What you will do:
One exact copy of the listing, minus the images, is the required answer.

Available data:
···

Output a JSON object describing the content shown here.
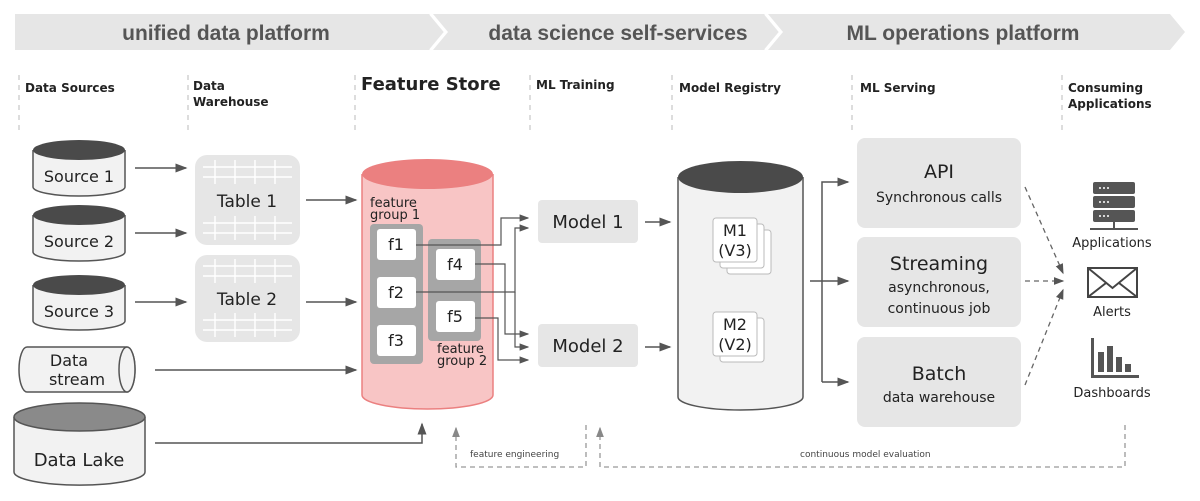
{
  "banner": [
    "unified data platform",
    "data science self-services",
    "ML operations platform"
  ],
  "columns": {
    "data_sources": "Data Sources",
    "data_warehouse": [
      "Data",
      "Warehouse"
    ],
    "feature_store": "Feature Store",
    "ml_training": "ML Training",
    "model_registry": "Model Registry",
    "ml_serving": "ML Serving",
    "consuming_applications": [
      "Consuming",
      "Applications"
    ]
  },
  "sources": [
    "Source 1",
    "Source 2",
    "Source 3"
  ],
  "data_stream": [
    "Data",
    "stream"
  ],
  "data_lake": "Data Lake",
  "tables": [
    "Table 1",
    "Table 2"
  ],
  "feature_groups": {
    "group1": [
      "feature",
      "group 1"
    ],
    "group2": [
      "feature",
      "group 2"
    ],
    "features": [
      "f1",
      "f2",
      "f3",
      "f4",
      "f5"
    ]
  },
  "models": [
    "Model 1",
    "Model 2"
  ],
  "registry": [
    [
      "M1",
      "(V3)"
    ],
    [
      "M2",
      "(V2)"
    ]
  ],
  "serving": {
    "api": {
      "title": "API",
      "sub": "Synchronous calls"
    },
    "streaming": {
      "title": "Streaming",
      "sub": [
        "asynchronous,",
        "continuous job"
      ]
    },
    "batch": {
      "title": "Batch",
      "sub": "data warehouse"
    }
  },
  "consumers": [
    {
      "label": "Applications",
      "icon": "server-icon"
    },
    {
      "label": "Alerts",
      "icon": "envelope-icon"
    },
    {
      "label": "Dashboards",
      "icon": "bar-chart-icon"
    }
  ],
  "loops": {
    "feature_engineering": "feature engineering",
    "evaluation": "continuous model evaluation"
  },
  "colors": {
    "feature_store_body": "#f8c5c5",
    "feature_store_top": "#eb8080",
    "box": "#e6e6e6",
    "cylinder_top": "#555555"
  }
}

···

Answer:
Output a JSON object describing the content shown here.
{
  "banner": [
    "unified data platform",
    "data science self-services",
    "ML operations platform"
  ],
  "columns": {
    "data_sources": "Data Sources",
    "data_warehouse": [
      "Data",
      "Warehouse"
    ],
    "feature_store": "Feature Store",
    "ml_training": "ML Training",
    "model_registry": "Model Registry",
    "ml_serving": "ML Serving",
    "consuming_applications": [
      "Consuming",
      "Applications"
    ]
  },
  "sources": [
    "Source 1",
    "Source 2",
    "Source 3"
  ],
  "data_stream": [
    "Data",
    "stream"
  ],
  "data_lake": "Data Lake",
  "tables": [
    "Table 1",
    "Table 2"
  ],
  "feature_groups": {
    "group1": [
      "feature",
      "group 1"
    ],
    "group2": [
      "feature",
      "group 2"
    ],
    "features": [
      "f1",
      "f2",
      "f3",
      "f4",
      "f5"
    ]
  },
  "models": [
    "Model 1",
    "Model 2"
  ],
  "registry": [
    [
      "M1",
      "(V3)"
    ],
    [
      "M2",
      "(V2)"
    ]
  ],
  "serving": {
    "api": {
      "title": "API",
      "sub": "Synchronous calls"
    },
    "streaming": {
      "title": "Streaming",
      "sub": [
        "asynchronous,",
        "continuous job"
      ]
    },
    "batch": {
      "title": "Batch",
      "sub": "data warehouse"
    }
  },
  "consumers": [
    {
      "label": "Applications",
      "icon": "server-icon"
    },
    {
      "label": "Alerts",
      "icon": "envelope-icon"
    },
    {
      "label": "Dashboards",
      "icon": "bar-chart-icon"
    }
  ],
  "loops": {
    "feature_engineering": "feature engineering",
    "evaluation": "continuous model evaluation"
  },
  "colors": {
    "feature_store_body": "#f8c5c5",
    "feature_store_top": "#eb8080",
    "box": "#e6e6e6",
    "cylinder_top": "#555555"
  }
}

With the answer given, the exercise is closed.